• ACTIVITY: If a line in the data holds "this", copy that line out in full.

(Records from a data source)
* * * * * * *
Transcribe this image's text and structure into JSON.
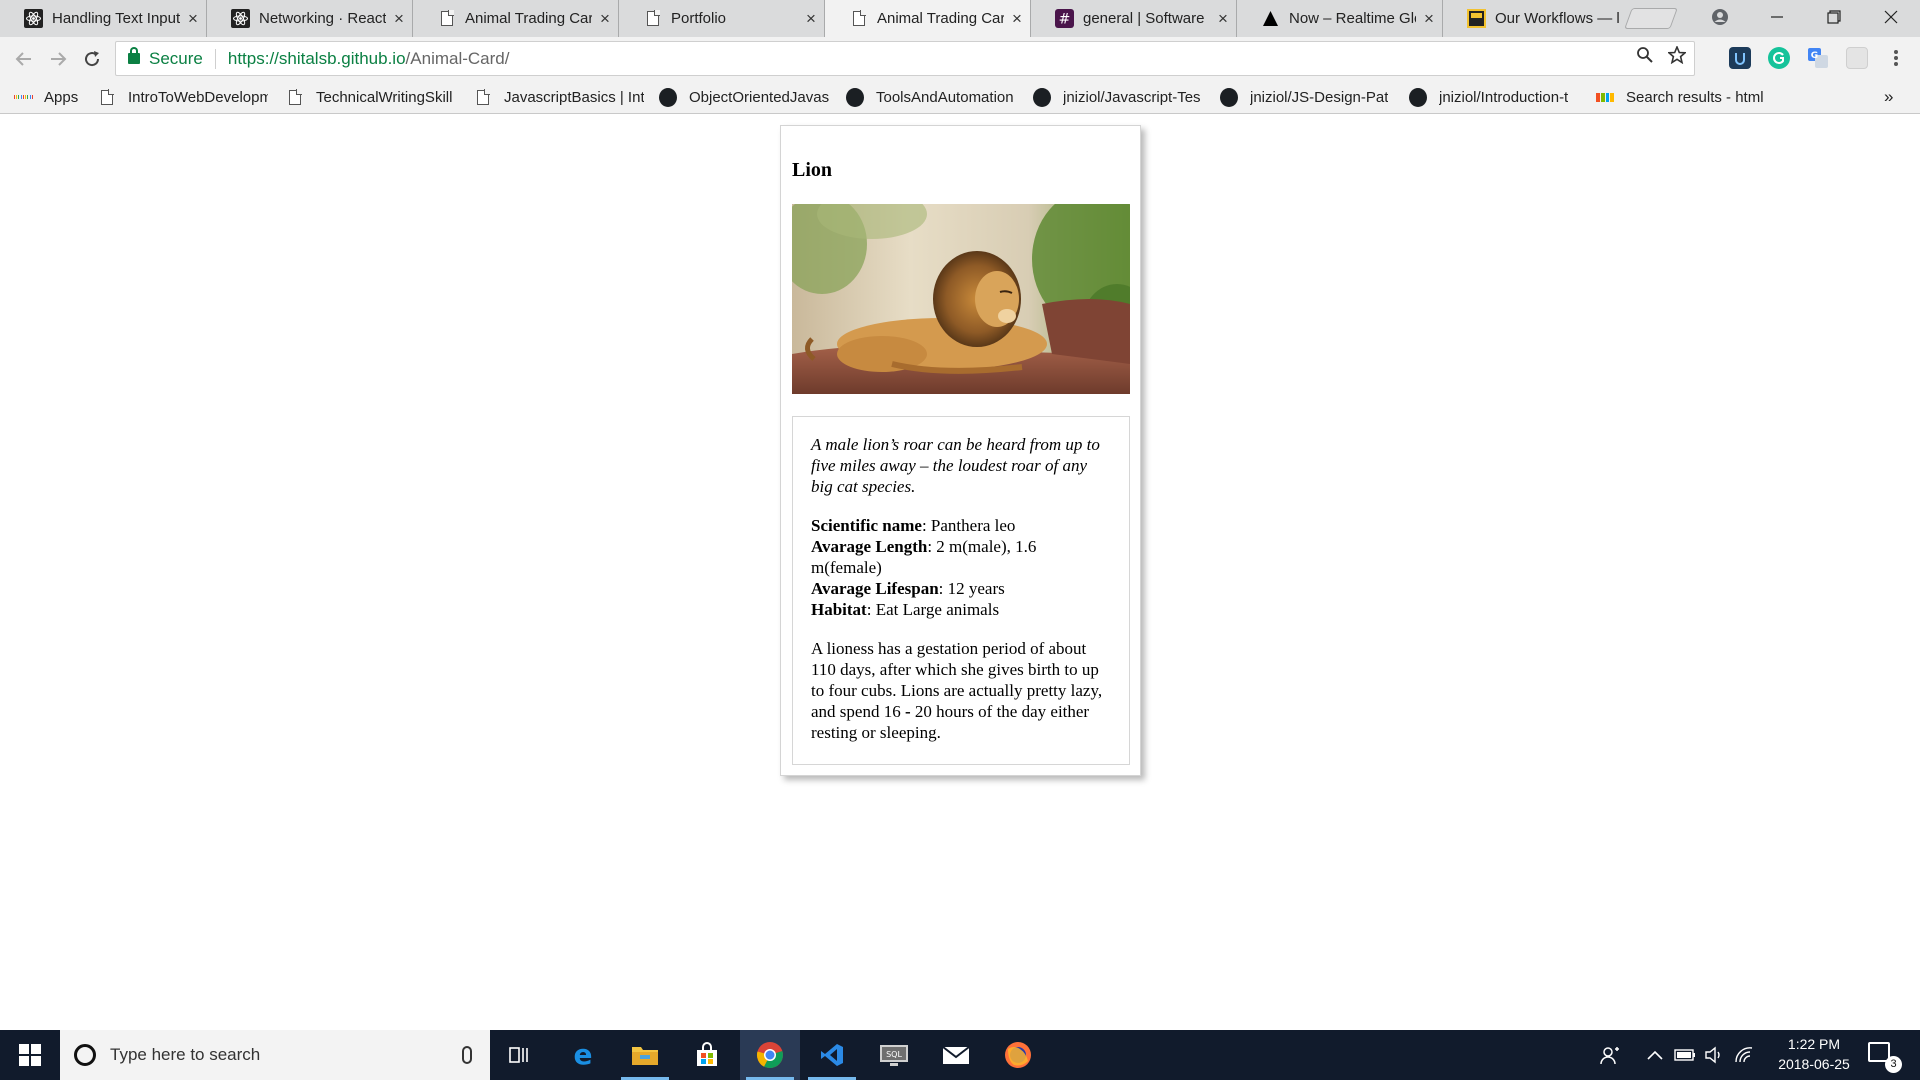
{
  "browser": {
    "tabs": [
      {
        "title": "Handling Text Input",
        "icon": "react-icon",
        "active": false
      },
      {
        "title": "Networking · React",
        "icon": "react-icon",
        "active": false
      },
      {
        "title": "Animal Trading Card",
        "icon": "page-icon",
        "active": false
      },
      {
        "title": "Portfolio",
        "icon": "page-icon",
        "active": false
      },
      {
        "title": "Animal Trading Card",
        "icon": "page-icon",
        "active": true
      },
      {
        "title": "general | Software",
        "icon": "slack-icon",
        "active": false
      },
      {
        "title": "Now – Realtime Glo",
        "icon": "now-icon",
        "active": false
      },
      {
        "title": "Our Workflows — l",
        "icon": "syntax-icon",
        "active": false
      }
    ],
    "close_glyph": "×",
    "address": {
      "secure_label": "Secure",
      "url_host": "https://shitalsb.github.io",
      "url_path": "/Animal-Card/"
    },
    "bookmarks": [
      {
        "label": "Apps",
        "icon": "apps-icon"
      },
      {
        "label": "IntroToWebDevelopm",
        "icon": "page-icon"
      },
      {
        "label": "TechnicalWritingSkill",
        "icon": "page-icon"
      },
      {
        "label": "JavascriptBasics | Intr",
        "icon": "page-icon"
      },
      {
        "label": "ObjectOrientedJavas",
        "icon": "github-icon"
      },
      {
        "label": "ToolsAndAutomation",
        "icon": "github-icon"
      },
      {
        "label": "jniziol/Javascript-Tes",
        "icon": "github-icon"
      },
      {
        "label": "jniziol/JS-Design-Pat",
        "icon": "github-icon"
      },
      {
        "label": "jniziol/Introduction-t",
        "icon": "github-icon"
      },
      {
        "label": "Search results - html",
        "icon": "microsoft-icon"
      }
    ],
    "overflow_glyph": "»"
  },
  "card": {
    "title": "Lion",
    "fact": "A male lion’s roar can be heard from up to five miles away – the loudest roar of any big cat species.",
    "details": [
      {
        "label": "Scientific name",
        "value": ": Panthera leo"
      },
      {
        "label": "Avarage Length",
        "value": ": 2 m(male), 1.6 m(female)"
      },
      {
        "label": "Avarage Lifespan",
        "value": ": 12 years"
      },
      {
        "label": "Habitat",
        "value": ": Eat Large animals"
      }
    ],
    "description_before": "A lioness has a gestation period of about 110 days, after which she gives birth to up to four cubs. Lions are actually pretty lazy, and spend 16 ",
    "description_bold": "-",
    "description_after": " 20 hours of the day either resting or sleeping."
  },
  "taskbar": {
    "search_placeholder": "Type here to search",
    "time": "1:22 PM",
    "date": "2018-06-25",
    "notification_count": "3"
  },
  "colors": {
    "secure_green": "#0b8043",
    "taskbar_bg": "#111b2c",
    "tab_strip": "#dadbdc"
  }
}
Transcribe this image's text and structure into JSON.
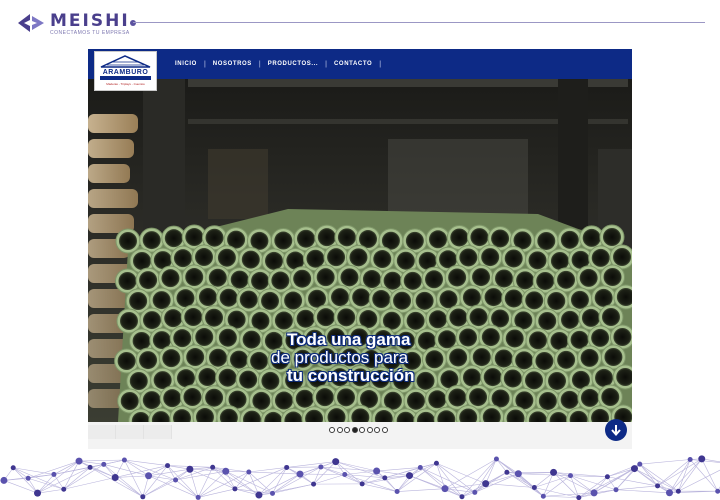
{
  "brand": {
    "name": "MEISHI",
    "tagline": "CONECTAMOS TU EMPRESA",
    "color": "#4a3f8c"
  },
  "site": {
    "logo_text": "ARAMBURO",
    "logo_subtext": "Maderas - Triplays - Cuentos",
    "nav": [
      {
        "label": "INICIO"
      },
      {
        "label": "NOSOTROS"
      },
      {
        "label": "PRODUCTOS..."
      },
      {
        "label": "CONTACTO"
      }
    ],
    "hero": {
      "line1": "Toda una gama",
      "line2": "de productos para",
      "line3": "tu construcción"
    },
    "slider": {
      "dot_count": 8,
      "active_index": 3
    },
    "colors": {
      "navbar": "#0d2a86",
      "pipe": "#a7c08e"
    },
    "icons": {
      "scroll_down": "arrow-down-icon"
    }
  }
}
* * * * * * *
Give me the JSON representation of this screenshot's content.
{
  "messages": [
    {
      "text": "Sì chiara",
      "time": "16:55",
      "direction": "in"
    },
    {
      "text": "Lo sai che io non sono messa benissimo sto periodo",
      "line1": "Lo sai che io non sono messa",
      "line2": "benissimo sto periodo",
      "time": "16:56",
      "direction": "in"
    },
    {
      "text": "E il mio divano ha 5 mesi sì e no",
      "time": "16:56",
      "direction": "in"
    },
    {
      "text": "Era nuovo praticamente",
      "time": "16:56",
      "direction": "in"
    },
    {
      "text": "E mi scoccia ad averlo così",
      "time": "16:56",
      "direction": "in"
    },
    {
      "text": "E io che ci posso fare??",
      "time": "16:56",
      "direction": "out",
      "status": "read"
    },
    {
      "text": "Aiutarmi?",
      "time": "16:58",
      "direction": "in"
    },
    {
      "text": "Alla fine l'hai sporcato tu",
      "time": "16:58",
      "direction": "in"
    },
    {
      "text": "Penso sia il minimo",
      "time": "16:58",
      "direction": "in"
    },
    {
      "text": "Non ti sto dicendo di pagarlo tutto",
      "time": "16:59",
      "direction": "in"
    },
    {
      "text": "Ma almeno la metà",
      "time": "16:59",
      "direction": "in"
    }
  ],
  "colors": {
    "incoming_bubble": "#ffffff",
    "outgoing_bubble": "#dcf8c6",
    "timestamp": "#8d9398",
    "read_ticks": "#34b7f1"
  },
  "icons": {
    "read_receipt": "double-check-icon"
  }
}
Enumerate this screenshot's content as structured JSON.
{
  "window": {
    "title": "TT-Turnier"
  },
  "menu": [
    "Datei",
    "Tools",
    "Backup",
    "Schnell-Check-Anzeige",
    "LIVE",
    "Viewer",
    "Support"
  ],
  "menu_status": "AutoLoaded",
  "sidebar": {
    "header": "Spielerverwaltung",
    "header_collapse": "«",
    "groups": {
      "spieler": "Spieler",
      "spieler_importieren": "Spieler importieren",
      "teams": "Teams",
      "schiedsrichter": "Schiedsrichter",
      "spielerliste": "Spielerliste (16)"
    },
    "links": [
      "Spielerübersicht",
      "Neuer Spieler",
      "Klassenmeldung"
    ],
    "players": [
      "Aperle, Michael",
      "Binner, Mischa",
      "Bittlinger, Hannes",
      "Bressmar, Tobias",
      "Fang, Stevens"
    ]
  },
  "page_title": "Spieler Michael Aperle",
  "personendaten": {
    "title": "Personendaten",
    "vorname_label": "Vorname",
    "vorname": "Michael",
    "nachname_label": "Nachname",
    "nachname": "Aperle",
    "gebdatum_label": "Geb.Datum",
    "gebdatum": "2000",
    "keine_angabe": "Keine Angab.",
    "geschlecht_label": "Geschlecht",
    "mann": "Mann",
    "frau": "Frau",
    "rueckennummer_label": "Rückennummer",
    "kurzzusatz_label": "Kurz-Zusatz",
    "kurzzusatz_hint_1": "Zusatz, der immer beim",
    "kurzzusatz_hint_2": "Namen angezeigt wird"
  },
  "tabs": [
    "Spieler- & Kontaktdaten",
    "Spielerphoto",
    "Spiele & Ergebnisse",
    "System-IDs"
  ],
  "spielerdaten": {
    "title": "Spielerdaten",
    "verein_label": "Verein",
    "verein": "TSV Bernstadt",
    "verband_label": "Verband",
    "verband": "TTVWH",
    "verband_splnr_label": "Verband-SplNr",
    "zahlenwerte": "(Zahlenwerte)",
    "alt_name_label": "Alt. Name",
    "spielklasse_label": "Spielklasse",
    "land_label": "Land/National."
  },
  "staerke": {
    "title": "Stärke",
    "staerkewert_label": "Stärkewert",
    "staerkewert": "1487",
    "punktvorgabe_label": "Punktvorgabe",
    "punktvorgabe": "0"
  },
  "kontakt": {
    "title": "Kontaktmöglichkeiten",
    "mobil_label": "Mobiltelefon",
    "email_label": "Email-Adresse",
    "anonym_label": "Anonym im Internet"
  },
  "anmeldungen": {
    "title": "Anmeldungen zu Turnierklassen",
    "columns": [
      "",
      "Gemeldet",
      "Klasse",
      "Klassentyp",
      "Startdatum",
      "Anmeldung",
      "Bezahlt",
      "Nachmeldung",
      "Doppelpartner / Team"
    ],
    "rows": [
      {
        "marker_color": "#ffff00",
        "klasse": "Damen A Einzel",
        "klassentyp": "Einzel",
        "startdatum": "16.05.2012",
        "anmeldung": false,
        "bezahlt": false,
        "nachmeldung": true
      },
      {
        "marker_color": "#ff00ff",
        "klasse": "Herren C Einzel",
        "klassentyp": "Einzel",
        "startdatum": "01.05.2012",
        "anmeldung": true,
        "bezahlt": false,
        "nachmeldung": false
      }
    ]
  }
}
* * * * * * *
• RESULT:
Transcribe this image's text and structure into JSON.
Transcribe this image's text and structure into JSON.
Give me the JSON representation of this screenshot's content.
Enumerate this screenshot's content as structured JSON.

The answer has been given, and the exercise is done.